[Start of section]

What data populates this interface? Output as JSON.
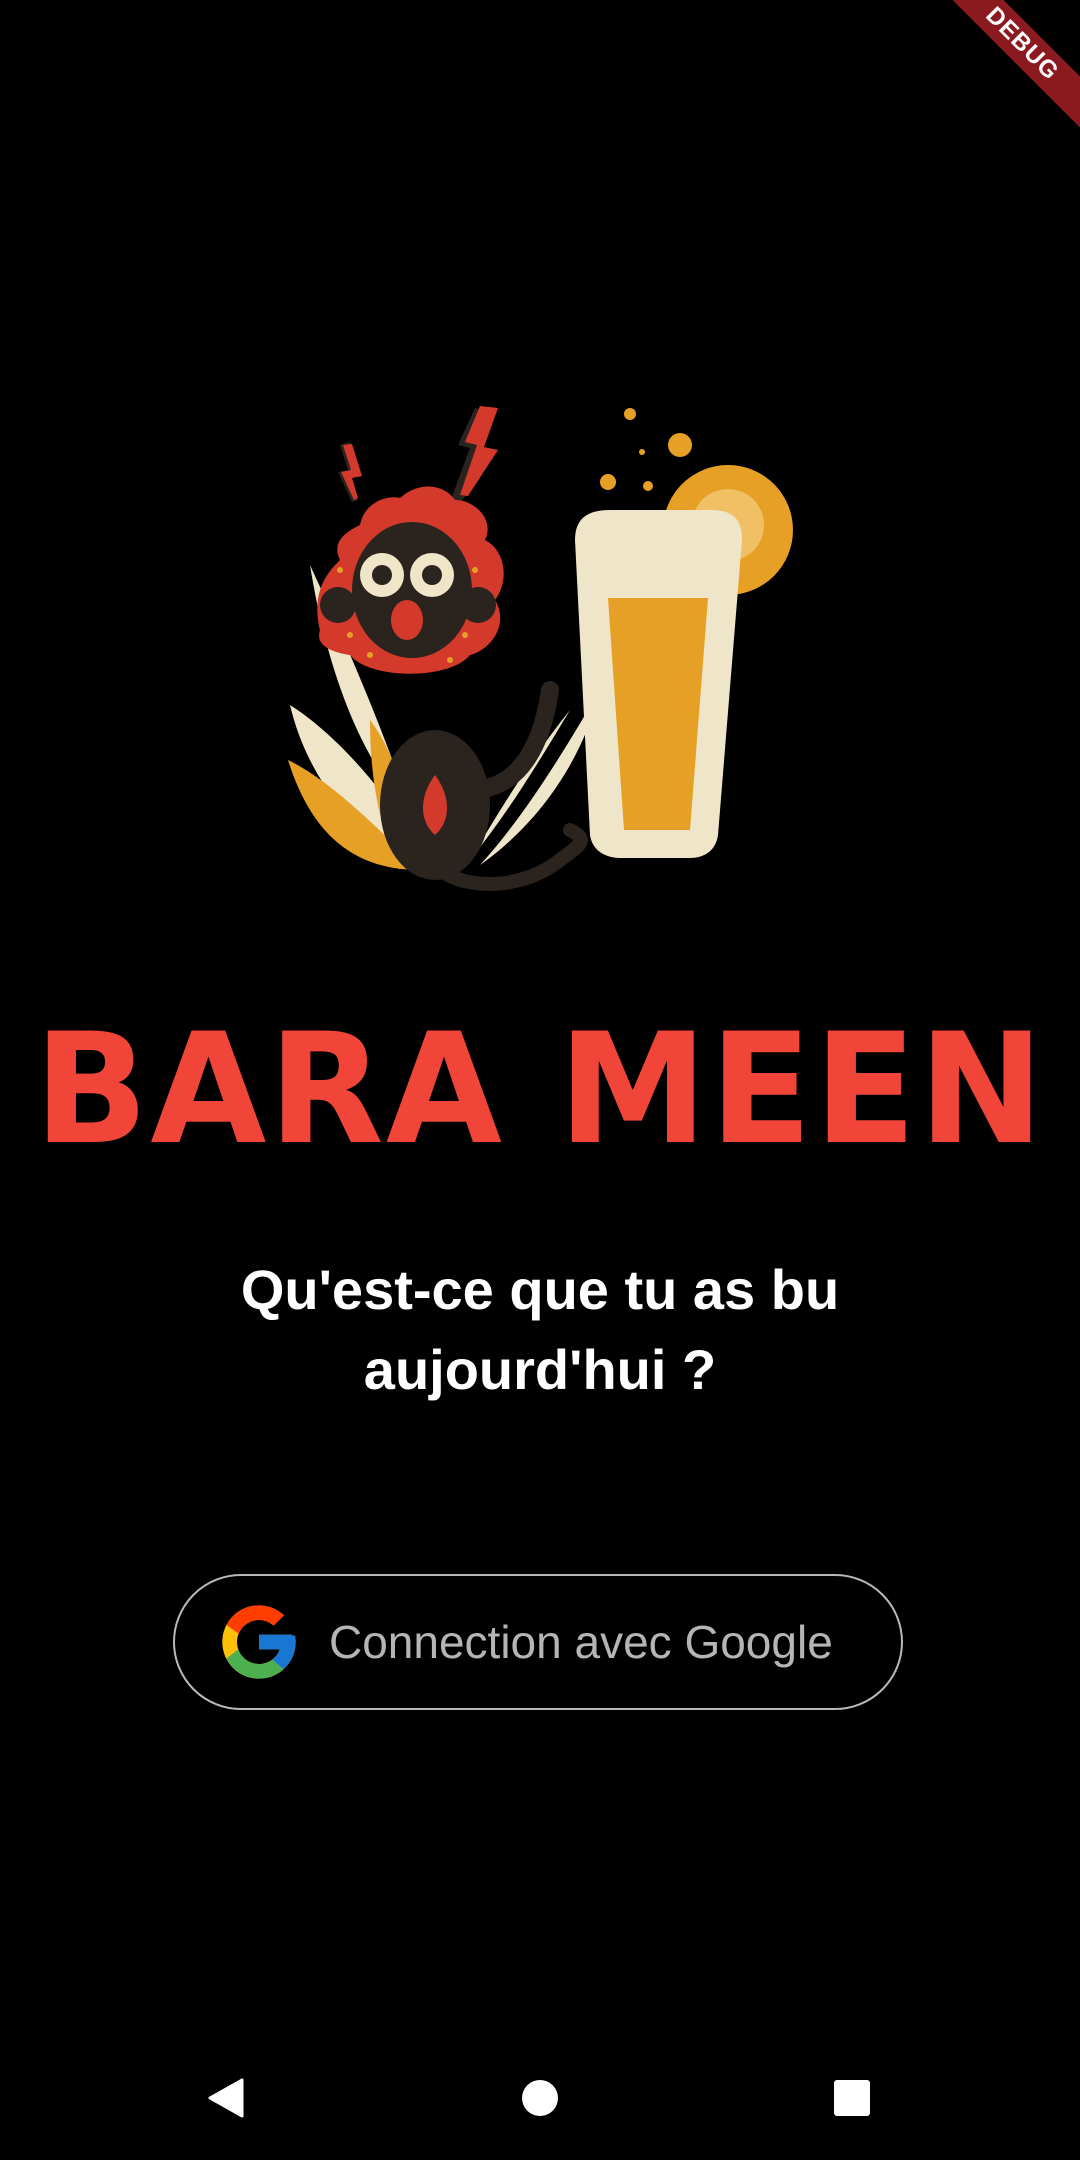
{
  "status": {
    "debug_banner": "DEBUG"
  },
  "app": {
    "title": "BARA MEEN",
    "subtitle": "Qu'est-ce que tu as bu aujourd'hui ?"
  },
  "login": {
    "google_button_label": "Connection avec Google",
    "icon": "google-g-icon"
  },
  "illustration": {
    "name": "monkey-with-beer-illustration"
  },
  "navigation": {
    "back_icon": "back-triangle-icon",
    "home_icon": "home-circle-icon",
    "recents_icon": "recents-square-icon"
  },
  "colors": {
    "background": "#000000",
    "title_red": "#f2453a",
    "beer_orange": "#e6a026",
    "glass_cream": "#efe5c8",
    "debug_ribbon": "#8b1a20",
    "button_border": "#b9b9b9"
  }
}
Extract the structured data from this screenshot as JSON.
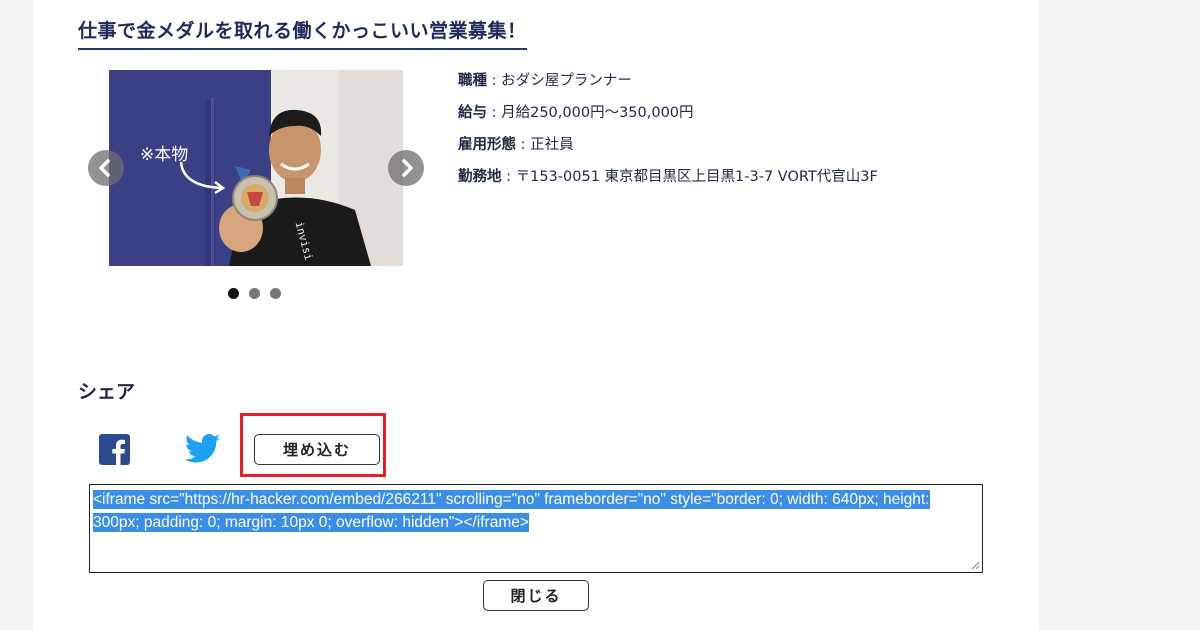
{
  "heading": "仕事で金メダルを取れる働くかっこいい営業募集！",
  "carousel": {
    "photo_caption": "※本物",
    "shirt_text": "invisi",
    "slides_count": 3,
    "active_index": 0,
    "prev_icon": "chevron-left-icon",
    "next_icon": "chevron-right-icon"
  },
  "job": {
    "rows": [
      {
        "label": "職種",
        "sep": " : ",
        "value": "おダシ屋プランナー"
      },
      {
        "label": "給与",
        "sep": " : ",
        "value": "月給250,000円〜350,000円"
      },
      {
        "label": "雇用形態",
        "sep": " : ",
        "value": "正社員"
      },
      {
        "label": "勤務地",
        "sep": " : ",
        "value": "〒153-0051 東京都目黒区上目黒1-3-7 VORT代官山3F"
      }
    ]
  },
  "share": {
    "title": "シェア",
    "facebook_icon": "facebook-icon",
    "twitter_icon": "twitter-icon",
    "embed_label": "埋め込む",
    "embed_code": "<iframe src=\"https://hr-hacker.com/embed/266211\" scrolling=\"no\" frameborder=\"no\" style=\"border: 0; width: 640px; height: 300px; padding: 0; margin: 10px 0; overflow: hidden\"></iframe>",
    "close_label": "閉じる"
  },
  "colors": {
    "accent_navy": "#1f2a5a",
    "highlight_red": "#e0202c",
    "selection_blue": "#3a8ee6",
    "facebook_blue": "#2b4a8f",
    "twitter_blue": "#1da1f2"
  }
}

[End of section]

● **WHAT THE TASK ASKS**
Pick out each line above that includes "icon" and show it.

● **SOLUTION**
    "icon": "google-g-icon"
    "back_icon": "back-triangle-icon",
    "home_icon": "home-circle-icon",
    "recents_icon": "recents-square-icon"
    "prev_icon": "chevron-left-icon",
    "next_icon": "chevron-right-icon"
    "facebook_icon": "facebook-icon",
    "twitter_icon": "twitter-icon",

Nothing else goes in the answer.